I have neglected to write about the day trips we have taken while we were in the villa in Ambra, but now, I am sitting in the little train station in Manarola (fourth from the “top”), the Cinque Terre village in which we are staying for three nights. This morning it was cold and stormy, so we bagged the plan to go to Camoglie and Portofino, hoping tomorrow morning will be better. But then the day turned beautiful at about noon, and I have returned from an afternoon in Vernazza, the second little village from the “top” (north) of Cinque Terre.
In Vernazza I found a favorite restaurant, got a glass of the local wine and made reservations for dinner. Then crossed the piazza about twenty steps to the wall just overlooking the little beach and inlet in this lovely place. Boats peppered the piazza, and as I looked out to the sea, I heard the din of all the international voices all around me. Today was some sort of May Day, and many little children were celebrating their first communion, which is apparently a HUGE family event. Our own host, Andrea, showed up this morning outside the breakfast room at Da Baranin in a white suit and red printed shirt, on his way to a family celebration in La Spezia with his wife, two young children, his brother and sister-in-law and their baby, etc. In Vernazza, little girls in their white dresses ran around happily with younger cousins, siblings, and beaming aunts, uncles and parents.

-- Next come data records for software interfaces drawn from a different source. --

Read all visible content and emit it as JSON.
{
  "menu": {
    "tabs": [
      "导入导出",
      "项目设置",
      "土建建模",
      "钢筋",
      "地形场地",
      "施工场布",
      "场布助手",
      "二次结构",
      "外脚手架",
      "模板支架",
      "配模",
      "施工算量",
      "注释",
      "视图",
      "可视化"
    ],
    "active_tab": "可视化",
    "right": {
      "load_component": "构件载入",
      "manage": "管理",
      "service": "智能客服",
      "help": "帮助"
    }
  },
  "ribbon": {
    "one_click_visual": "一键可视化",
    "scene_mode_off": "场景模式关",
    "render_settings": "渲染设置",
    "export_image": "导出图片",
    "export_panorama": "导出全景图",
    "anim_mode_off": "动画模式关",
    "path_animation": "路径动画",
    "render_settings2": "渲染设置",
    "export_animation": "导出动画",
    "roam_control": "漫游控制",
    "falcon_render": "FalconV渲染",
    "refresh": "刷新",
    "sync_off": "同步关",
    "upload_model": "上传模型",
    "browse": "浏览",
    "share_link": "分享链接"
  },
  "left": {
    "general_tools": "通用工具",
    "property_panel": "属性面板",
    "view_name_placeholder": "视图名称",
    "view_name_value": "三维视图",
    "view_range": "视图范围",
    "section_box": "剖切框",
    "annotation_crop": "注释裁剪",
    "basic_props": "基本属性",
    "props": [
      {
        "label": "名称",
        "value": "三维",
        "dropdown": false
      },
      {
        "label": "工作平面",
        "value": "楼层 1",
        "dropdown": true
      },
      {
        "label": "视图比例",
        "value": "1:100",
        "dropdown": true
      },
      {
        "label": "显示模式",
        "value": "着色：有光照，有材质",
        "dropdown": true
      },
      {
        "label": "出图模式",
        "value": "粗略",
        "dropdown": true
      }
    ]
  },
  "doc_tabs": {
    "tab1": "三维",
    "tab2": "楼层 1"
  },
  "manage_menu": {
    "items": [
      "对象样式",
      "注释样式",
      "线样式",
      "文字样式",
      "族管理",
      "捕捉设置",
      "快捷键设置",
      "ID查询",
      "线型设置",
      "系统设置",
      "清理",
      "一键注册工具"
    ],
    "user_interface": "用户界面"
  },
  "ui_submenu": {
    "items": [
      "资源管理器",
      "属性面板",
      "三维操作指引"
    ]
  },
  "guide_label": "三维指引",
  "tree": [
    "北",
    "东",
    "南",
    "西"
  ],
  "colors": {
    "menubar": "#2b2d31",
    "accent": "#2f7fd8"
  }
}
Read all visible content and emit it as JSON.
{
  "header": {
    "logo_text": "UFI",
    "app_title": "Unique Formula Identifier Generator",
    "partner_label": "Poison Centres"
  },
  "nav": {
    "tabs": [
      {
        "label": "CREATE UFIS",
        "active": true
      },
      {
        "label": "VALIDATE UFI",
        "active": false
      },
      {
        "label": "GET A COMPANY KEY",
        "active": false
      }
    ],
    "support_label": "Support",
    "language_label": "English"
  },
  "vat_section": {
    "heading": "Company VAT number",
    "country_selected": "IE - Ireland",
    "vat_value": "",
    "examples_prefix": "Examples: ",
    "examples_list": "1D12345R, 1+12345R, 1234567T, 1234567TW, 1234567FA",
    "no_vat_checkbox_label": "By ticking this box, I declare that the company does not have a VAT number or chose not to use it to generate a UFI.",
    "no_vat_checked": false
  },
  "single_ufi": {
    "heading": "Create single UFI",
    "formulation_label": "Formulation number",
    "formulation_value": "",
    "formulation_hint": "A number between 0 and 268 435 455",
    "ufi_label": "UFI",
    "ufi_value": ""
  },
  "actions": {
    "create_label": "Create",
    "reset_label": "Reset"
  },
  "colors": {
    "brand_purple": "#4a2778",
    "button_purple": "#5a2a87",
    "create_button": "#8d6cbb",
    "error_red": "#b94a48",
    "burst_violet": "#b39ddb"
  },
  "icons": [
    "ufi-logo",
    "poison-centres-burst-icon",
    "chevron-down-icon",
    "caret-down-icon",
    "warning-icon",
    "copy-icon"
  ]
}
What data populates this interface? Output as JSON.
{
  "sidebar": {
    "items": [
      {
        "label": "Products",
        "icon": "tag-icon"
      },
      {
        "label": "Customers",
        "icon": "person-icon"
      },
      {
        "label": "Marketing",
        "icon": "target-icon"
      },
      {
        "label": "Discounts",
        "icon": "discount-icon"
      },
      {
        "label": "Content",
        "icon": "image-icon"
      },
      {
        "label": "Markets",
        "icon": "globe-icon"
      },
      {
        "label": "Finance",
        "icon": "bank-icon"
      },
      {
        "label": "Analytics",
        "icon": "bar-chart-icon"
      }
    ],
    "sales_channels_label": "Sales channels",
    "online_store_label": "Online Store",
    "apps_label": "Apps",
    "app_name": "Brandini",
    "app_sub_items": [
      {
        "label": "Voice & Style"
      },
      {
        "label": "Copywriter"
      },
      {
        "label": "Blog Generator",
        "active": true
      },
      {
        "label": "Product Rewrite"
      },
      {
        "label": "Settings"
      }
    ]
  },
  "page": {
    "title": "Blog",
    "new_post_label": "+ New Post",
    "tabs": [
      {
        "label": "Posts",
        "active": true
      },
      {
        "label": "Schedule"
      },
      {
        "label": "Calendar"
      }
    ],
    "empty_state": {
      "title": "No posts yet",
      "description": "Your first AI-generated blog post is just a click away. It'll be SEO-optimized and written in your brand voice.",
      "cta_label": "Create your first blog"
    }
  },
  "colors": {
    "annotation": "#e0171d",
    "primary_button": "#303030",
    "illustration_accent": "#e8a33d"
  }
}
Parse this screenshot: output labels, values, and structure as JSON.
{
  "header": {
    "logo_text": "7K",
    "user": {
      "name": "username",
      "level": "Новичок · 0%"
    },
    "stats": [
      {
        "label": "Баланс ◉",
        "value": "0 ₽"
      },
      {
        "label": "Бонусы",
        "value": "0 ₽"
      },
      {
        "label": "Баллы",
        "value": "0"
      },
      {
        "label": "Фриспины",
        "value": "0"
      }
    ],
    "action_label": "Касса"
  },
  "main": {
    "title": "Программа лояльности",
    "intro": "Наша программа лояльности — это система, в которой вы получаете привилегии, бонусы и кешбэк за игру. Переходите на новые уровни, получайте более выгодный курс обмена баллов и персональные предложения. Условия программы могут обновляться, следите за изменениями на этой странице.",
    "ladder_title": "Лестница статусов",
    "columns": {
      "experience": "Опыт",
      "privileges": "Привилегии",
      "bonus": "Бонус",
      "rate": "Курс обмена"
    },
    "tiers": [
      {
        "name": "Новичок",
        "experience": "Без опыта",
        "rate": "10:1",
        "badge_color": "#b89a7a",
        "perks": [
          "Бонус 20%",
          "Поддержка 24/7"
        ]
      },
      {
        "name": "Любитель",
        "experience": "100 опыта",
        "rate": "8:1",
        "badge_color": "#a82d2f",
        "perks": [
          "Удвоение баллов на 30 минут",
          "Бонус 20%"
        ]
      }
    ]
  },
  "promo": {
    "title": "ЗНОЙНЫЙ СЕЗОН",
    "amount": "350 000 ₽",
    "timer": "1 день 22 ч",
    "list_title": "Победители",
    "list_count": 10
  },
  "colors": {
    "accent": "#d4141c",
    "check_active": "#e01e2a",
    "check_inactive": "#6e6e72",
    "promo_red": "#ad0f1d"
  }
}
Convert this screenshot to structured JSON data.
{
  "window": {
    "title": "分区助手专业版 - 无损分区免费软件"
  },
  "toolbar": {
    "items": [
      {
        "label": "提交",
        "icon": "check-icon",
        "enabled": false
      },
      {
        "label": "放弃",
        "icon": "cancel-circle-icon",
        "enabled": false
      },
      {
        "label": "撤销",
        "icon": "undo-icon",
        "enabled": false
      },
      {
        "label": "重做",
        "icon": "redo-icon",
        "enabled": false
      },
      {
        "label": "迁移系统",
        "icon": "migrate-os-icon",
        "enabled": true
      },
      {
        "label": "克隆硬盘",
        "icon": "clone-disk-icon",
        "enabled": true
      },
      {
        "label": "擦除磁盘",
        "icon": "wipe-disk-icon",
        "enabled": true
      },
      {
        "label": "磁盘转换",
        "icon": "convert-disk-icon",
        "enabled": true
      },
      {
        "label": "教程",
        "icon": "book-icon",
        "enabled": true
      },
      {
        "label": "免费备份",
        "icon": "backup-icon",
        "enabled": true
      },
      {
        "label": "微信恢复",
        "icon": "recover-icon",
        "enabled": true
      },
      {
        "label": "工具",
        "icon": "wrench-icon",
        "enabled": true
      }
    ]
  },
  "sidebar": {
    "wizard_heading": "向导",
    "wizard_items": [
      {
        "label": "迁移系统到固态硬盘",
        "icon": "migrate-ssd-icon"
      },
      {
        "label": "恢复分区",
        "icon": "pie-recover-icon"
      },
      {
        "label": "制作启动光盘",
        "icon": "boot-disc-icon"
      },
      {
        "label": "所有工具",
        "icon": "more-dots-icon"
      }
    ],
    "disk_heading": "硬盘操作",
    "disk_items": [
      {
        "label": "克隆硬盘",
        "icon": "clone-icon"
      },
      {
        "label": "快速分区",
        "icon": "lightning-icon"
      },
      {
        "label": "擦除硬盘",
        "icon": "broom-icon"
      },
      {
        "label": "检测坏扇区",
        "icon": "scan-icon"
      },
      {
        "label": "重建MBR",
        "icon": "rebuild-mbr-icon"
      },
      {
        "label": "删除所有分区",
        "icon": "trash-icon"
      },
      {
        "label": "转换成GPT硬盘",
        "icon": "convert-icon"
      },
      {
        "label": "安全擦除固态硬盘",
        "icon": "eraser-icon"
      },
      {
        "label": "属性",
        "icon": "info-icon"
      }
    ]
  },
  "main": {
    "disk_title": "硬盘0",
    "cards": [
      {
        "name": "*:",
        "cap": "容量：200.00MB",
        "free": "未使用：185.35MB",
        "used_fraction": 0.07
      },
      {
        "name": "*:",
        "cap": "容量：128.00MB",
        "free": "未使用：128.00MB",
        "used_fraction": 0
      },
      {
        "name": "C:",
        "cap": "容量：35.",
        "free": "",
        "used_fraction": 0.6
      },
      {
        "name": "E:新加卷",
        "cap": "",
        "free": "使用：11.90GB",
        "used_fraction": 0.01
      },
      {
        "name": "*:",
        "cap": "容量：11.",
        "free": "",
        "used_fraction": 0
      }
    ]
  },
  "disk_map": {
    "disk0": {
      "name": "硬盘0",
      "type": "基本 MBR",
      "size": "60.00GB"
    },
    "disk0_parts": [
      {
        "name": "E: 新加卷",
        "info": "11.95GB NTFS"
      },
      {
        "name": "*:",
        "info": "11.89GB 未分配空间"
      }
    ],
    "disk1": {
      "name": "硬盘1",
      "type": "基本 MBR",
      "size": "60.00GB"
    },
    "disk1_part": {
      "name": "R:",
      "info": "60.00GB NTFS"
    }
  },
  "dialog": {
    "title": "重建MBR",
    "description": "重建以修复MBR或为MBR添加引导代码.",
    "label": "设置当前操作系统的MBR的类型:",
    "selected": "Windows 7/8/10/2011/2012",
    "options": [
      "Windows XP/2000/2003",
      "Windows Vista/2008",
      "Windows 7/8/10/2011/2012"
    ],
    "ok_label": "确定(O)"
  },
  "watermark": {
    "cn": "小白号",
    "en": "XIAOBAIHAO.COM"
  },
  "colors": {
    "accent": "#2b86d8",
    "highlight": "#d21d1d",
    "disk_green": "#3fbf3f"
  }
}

I sat on the edge of the water and then moved to a table steps away, part of the Ristorante Gamberoni Rossi, I believe. I think that’s the Red Shrimp Restaurant, believe it or not. I sat alone, luxuriating in my solitude amidst thousands of visitors. Asked the waiter for a plate of sliced tomatoes and a pesto pasta dish (pesto originated in this area, and it was green, creamy, and delicious). The food came with the requisite bread basket, plate of foccacia, olive oil, balsamic vinegar, and a bottle of water (senza gassa-without bubbles). Also un quarto, a 25 ml. carafe of a better version of the local wine. I had a conversation with a nice couple next to me from Seattle, then settled into my food and my book.
By the time I had finished both the food and the first story in the book, I was nearly in tears with the joy of just being here, reading Amy Bloom’s exquisite prose from her book of short stories, entitled Come to Me. The first story is entitled “Love Is Not A Pie”, and I remember it from years ago. Truly it is the kind of writing you want to read out loud to your dearest friend.
Enough already. I am going to walk back up the windy old brick and stone street through Manarola, back to my room to rest a bit and get ready to go back to Vernazza tonight with half of my group to have dinner at Gianni.